3. Look at the neighborhood. Do your homework and check out crime rates and foreclosure rates in the neighborhood that you are looking to buy in. High crime and high foreclosure rates will make it difficult to recoup the cost of repairs due to falling home prices in that area. High crime rates may make it difficult to rent out.
4. How long has the house been empty? The longer a house sits, usually, the more damage there is. Vacant homes have a tendency to be vandalized, so check the walls and plumbing carefully. People like to break into vacant homes and take the copper plumbing.
5. Was it winterized? Do a very careful inspection of the plumbing and look for breaks and cracks before turning on the utilities. If the house has been winterized, when was the date? I’ve seen homes that were not winterized until March. By then, it may have been too late.
6. Look at the landscaping. Look for hanging braches on trees that are up against the roof, it could be concealing a roof or shingle problem. Look for grown up vegetation around the siding and base of the house. Vegetation holds in moisture making it a prime Termite area.

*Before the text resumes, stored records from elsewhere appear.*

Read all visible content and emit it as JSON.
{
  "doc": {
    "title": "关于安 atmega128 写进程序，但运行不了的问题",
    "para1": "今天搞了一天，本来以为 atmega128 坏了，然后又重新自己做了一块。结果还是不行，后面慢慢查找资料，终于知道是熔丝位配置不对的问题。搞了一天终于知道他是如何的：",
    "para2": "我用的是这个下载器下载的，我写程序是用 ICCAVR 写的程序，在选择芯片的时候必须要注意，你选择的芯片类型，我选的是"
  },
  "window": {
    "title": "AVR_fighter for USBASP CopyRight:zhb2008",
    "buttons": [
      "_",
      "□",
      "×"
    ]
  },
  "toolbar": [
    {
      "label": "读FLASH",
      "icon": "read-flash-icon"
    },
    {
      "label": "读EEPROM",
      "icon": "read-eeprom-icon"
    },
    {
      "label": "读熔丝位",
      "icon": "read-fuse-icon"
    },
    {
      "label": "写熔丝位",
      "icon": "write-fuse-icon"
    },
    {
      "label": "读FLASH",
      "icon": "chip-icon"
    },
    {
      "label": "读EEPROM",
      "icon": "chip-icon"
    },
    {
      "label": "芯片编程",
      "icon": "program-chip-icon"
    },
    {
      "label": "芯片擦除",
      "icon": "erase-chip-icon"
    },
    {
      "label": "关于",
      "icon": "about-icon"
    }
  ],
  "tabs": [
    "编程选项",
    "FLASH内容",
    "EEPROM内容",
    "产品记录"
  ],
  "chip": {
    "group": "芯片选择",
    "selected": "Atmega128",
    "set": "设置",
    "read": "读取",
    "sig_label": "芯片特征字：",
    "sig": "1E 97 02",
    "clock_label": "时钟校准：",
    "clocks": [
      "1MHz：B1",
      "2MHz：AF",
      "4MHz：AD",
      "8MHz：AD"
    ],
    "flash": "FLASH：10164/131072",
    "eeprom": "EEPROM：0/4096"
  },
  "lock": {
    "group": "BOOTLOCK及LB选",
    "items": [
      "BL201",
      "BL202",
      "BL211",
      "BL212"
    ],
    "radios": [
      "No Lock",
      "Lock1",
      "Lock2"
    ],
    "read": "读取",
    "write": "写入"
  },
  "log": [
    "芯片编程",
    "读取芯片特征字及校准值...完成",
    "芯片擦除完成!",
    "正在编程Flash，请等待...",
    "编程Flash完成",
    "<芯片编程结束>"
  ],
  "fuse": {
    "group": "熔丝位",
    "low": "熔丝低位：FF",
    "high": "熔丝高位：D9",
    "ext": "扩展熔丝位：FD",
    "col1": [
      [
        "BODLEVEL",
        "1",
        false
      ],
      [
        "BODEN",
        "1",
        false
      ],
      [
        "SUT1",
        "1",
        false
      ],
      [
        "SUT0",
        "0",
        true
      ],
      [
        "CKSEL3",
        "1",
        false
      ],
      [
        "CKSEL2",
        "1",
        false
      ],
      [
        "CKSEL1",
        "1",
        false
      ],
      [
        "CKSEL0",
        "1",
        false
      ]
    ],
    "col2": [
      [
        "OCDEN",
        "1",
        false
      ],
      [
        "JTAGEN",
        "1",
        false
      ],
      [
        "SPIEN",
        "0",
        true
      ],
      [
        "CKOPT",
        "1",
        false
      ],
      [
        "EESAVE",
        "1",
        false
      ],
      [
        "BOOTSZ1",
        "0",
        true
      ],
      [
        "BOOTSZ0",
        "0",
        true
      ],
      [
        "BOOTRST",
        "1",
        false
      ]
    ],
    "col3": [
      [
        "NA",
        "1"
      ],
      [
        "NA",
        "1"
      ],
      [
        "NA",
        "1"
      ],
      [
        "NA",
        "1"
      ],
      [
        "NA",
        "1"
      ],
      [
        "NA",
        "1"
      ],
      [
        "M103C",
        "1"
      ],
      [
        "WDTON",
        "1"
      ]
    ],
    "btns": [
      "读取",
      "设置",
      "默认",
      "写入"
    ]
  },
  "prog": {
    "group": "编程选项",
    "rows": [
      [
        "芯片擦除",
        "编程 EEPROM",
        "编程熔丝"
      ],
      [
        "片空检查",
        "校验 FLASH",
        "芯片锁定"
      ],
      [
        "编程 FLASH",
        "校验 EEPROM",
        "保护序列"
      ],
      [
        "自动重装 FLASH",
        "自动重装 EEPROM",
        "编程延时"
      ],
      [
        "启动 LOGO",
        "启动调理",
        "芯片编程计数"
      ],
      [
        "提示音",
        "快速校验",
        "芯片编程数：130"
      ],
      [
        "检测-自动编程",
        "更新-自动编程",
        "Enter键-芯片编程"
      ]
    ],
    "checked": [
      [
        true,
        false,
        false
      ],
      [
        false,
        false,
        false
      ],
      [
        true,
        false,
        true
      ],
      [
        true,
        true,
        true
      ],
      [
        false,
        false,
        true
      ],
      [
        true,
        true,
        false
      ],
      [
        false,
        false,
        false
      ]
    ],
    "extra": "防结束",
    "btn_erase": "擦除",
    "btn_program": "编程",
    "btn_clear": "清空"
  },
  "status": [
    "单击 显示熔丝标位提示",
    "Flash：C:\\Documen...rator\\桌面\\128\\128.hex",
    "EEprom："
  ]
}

Sometimes improper grading around the house can cause water problems if the house has a basement.
7. Have the home inspected. Expect a whole laundry list of things to show up, but what you are looking for are major defects. The big things that are going to cost lots and lots of money. Roofs, electrical, plumbing, foundation ,mold, furnace, AC, and well and septic if not on city water and sewer. A $300 to $500 investment in inspections can save you from making a huge mistake that could cost you thousands.
8. Consider buying a HUD home. The Department of Housing and Urban Development is sitting on 10’s of thousands of homes and usually sell at bargain prices. Local government and owner occupants get first shot at buying these, but if they pass on them, investors are allowed to bid on them. Investors account for about ½ of the HUD home purchases. HUD homes come with a property condition report, but still get an inspection of your own. Beware though, HUD homes usually have extensive damage to them but the trade off is a better price.
9. Don’t expect to profit from a quick sale. People that buy a home and put very little into it expecting a large payoff are generally fooling themselves and may find little profit and big headaches down the road.
Monday, October 11, 2010
To figure the current Absorption Rate, it really needs to be broken down in to different categories and areas. Afterall, the west side of South Bend is going to sell completely different then what Granger is going to sell. From there, you can break it down in to price range to get even a better, more accurate number.
To keep it simple on this post, I just broke it down in to price ranges and did not break it down in to areas. How these rates are figured, is I took the number of homes sold in a category for the last six months and divided by 6 to get an accurate monthly number. I then took the number of available listings in that category and divided by that monthly number. That gives you the number of months of "Available Inventory" that is currently on the market. These numbers are through the end of September.
You can also break these numbers down in to subdivisions if it suits the purpose of what you are trying to accomplish. If you are interested in knowing a particular area of St Joseph County, please shoot me an email at Barry@PrudentialOneRealty.com and I will try to get the numbers together for you. One thing to note though, if your house is really a $90,000 home and you see that it currently has 14.15 months of inventory, bumping it up to over $100,000 which has 10.22 months is not going to make your house sell faster. It will cause the opposite to happen. Over priced homes do nothing but sit on the side of the road in this market.